Chronic obstructive pulmonary disease (COPD) is one of the most common lung diseases. It makes it difficult to breathe. There are two main forms of COPD:
Most people with COPD have a combination of both conditions.
Smoking is the leading cause of COPD. The more a person smokes, the more likely that person will develop COPD although some people smoke for years and never get COPD.
In rare cases, nonsmokers who lack a protein called alpha-1 antitrypsin can develop emphysema.
Other risk factors for COPD are:
Since the symptoms of COPD develop slowly, some people may be unaware that they are sick.
The best test for COPD is a simple lung function test called spirometry. This involves blowing out as hard as one can into a small machine that tests lung capacity. The test can be interpreted immediately and does not involve exercising, drawing blood, or exposure to radiation.
Using a stethoscope to listen to the lungs can also be helpful, although sometimes the lungs sound normal even when COPD is present.
Pictures of the lungs (such as X-rays and CT scans) can be helpful but sometimes look normal even when a person has COPD.

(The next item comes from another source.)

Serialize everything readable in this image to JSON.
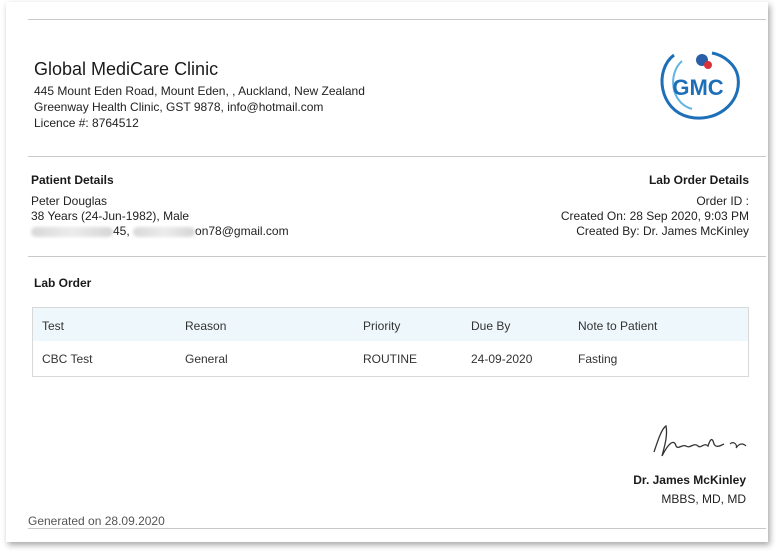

Sometimes it is necessary to do a blood test (call a Ă˘â‚¬Ĺ“blood gasĂ˘â‚¬Âť) to measure the amounts of oxygen and carbon dioxide in the blood.
There is no cure for COPD. However, there are many things you can do to relieve symptoms and keep the disease from getting worse.
Persons with COPD must stop smoking. This is the best way to slow down the lung damage.
Medications used to treat COPD include:
In severe cases or during flare-ups, you may need to receive steroids by mouth or through a vein (intravenously).
Antibiotics are prescribed during symptom flare ups, because infections can make COPD worse.
Oxygen therapy at home may be needed if a person has a low level of oxygen in their blood. Pulmonary rehabilitation does not cure the lung disease, but it can teach you to breathe in a different way so you can stay active. Exercise programs such as pulmonary rehabilitation are also important to help maintain muscle strength in the legs so less demand is placed on the lungs when walking. These programs also teach people how to use their medicines most effectively.
Things you can do to make it easier for yourself around the home include:
Eat a healthy diet with fish, poultry, or lean meat, as well as fruits and vegetables. If it is hard to keep your weight up, talk to a doctor or dietitian about getting foods with more calories.
Surgical treatments may include:
People often can help ease the stress of illness by joining a support group in which members share common experiences and problems.
See also: Lung disease - support group
This condition is a long-term (chronic) illness. The disease will get worse more quickly if one continues to smoke.
Patients with severe COPD will be short of breath with most activities and will be admitted to the hospital more often. These patients should talk with their doctor about the use of breathing machines and end-of-life care.
Go to the emergency room or call the local emergency number (such as 911) if you have a rapid increase in shortness of breath.
Not smoking prevents most COPD. Ask your doctor or healthcare provider about quit-smoking programs. Medicines are also available to help kick the smoking habit and the medicines are most effective if a person is motivated to quit.
COPD; Chronic obstructive airways disease; Chronic obstructive lung disease; Chronic bronchitis; Emphysema; Bronchitis - chronic